“We live in a world which often feels like it is dictated by stereotypes; we open the papers and find the media, particularly Western Media continues to define people and places. One has to ask ‘Who creates us?’ If we look at the African continent we see a rhetoric continuously reinforced of war, famine and corruption, while for example in the UK our school history textbooks suggest that many of us did not exist before colonialism. From standards of beauty to global development, it is as if our aspirations, self worth and history run the risk of being dictated by outsiders.
Countering this was part of Achebe’s unspoken war on a global society which till this day is dominated by the words, experiences and voices of a select few. He was determined to challenge the status quo which was formed of foreigners writing “Africa” from the walls of their subjectivity; to play his part in a movement which would challenge the stereotypes and racism found in the representation of the ‘colonised.’ Perhaps one of his most famous quotes on this matter is “I would be quite satisfied if my novels did no more than teach my readers that their past – with all its imperfections – was not one long night of savagery from which the first Europeans acting on God’s behalf delivered them.”
I read an amazing article by Samira Sawlani on the writing of Maya Angelou and Chinua Achebe the other day. Link here.

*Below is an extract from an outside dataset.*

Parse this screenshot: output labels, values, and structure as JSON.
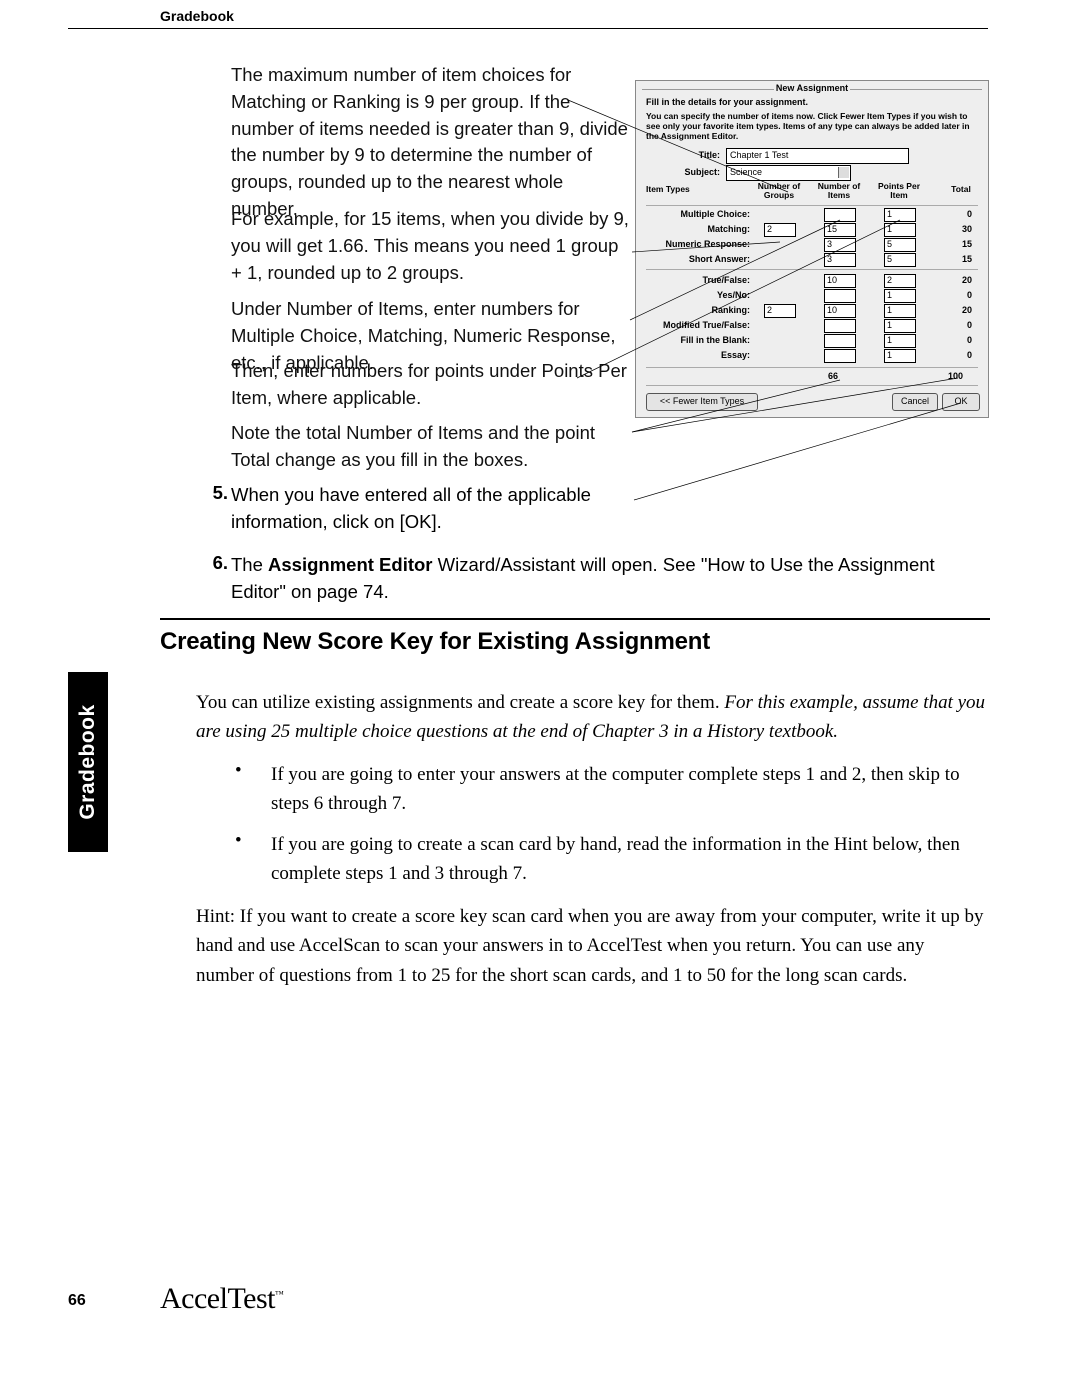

The article: Maya Angelou and Chinua Achebe: Warfare Through Writing was brilliantly written and these two paragraphs in particular struck me as being poignant (and one of the main reasons for my blog) so I thought I’d share them with you. I’d really recommend reading the full article if you get the chance.